A while back, I bought a simple plastic divider that has five slots for holding various folders/notebooks.  I struggled with finding a use for it until recently.  I’m now using it to hold the projects that I’m actively working on.  I’ve decided to put my projects through a more rigorous drafting process: 1) Rough Draft, 2) First (1st) Draft, 3) Second (2nd) Draft, 4) Third (3rd) Draft and 5) Edited Draft.  Each slot corresponds to where my draft is in the process.  For instance, once I finish this draft for Project Independence I will place it in the second slot for the 1st Draft.  I’ll let it lie “fallow” for month or two and then write another draft of the story and concentrate on a different major focus for each successive draft.  As I complete these drafts, I’ll move them up into each successive slot until it is time for them to be submitted.  In many ways, this is just the physical version of gameification of my writing that I’m slowly developing to help me finish consistently finish high quality drafts.

Focusing on Different Aspects of the Process in Successive Drafts: The Art of Win-Win

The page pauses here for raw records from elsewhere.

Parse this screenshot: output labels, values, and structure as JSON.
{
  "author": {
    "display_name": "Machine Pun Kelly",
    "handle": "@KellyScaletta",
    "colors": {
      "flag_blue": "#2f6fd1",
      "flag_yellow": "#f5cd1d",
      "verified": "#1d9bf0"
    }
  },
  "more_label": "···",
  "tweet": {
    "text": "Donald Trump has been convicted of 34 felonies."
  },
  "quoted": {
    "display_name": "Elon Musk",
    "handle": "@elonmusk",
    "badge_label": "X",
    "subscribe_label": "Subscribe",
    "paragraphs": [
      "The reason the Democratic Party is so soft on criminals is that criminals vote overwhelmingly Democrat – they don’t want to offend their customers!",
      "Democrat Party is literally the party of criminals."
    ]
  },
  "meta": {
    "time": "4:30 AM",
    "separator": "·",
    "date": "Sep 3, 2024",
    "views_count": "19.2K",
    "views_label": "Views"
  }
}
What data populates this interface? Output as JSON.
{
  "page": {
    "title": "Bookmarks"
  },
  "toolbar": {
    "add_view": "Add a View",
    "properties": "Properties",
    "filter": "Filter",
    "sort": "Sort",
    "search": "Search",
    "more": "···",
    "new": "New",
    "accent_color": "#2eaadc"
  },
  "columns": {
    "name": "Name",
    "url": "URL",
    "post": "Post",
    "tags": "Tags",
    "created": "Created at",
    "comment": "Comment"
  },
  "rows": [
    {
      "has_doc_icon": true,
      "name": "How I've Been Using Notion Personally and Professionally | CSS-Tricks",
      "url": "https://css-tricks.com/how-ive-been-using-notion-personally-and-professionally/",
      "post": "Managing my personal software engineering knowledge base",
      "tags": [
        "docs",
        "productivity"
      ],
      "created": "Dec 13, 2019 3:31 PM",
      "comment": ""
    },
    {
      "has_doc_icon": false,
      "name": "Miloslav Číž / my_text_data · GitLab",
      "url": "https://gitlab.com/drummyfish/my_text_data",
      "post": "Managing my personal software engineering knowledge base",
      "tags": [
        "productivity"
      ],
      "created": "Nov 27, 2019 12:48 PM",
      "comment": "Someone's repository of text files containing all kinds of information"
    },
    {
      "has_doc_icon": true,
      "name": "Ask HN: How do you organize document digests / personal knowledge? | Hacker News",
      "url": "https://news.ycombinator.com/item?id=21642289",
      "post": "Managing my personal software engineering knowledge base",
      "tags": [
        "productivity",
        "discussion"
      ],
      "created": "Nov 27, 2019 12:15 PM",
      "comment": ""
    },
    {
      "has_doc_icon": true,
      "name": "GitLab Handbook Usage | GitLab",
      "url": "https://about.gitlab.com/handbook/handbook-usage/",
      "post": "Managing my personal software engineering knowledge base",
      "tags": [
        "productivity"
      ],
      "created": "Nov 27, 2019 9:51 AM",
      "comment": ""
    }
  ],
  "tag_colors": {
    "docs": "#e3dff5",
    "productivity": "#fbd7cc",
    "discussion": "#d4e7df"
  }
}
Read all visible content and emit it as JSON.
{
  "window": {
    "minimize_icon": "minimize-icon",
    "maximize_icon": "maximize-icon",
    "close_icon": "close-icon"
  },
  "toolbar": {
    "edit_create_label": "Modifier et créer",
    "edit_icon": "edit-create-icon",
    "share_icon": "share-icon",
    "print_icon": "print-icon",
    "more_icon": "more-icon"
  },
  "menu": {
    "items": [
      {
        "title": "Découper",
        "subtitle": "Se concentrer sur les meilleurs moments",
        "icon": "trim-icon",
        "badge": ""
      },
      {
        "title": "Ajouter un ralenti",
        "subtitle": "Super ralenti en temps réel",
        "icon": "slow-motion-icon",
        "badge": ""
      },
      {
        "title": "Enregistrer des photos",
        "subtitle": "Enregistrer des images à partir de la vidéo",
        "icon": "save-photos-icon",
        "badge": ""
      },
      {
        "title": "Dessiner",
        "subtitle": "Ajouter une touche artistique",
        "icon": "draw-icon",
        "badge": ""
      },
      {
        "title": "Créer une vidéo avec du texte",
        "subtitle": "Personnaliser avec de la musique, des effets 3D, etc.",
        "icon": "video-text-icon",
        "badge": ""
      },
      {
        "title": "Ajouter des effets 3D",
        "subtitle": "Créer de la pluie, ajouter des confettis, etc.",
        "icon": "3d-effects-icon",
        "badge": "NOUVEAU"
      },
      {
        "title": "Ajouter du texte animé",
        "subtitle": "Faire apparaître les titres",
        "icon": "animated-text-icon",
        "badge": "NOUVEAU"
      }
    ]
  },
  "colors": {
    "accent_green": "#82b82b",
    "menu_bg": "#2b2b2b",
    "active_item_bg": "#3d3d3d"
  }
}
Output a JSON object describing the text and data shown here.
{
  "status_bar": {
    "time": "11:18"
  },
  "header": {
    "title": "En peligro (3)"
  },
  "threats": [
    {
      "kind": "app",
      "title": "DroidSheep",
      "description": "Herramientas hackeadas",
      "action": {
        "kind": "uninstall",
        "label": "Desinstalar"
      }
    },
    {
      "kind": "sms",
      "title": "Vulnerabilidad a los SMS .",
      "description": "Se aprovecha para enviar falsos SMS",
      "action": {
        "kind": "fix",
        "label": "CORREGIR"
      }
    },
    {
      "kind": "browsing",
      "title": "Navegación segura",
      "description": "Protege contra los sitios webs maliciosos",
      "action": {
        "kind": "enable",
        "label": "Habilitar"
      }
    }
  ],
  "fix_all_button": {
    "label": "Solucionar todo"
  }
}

So, for me, I build on each successive draft so it makes sense (again, for me) to use m strengths and focus on different elements of the story at each stage of the drafting process.  For me, the first thing that slots in is the plot/sequence of events in the story (& sometimes character), character (motivations, backstory, conflicts) usually comes next with a bit of setting, and then finally setting (concrete) along with elements of story telling (in media res, themes, imagery, etc).  Letting me writing space provide both a way to show definite progress as each project moves up through the divider and gets closer and closer to being ready to be submitted as well choosing different aspects of the story focus on during these new drafts is something that I hope will make my writing better as well.  I don’t really like the phrase “Win-Win” as I think that there are always downsides to something (here, it is the limited number of projects that I can realistically focus on at a time given my fairly pokey writing speed), but this is as close to a “Win-Win” situation as I can make it (and it gets those pesky folders off the floor as well, which is, a major bonus as well!)

Thanks for reading!

Sidney




Amazon Associate Disclaimer:
I earn a small commission on the purchase of these items.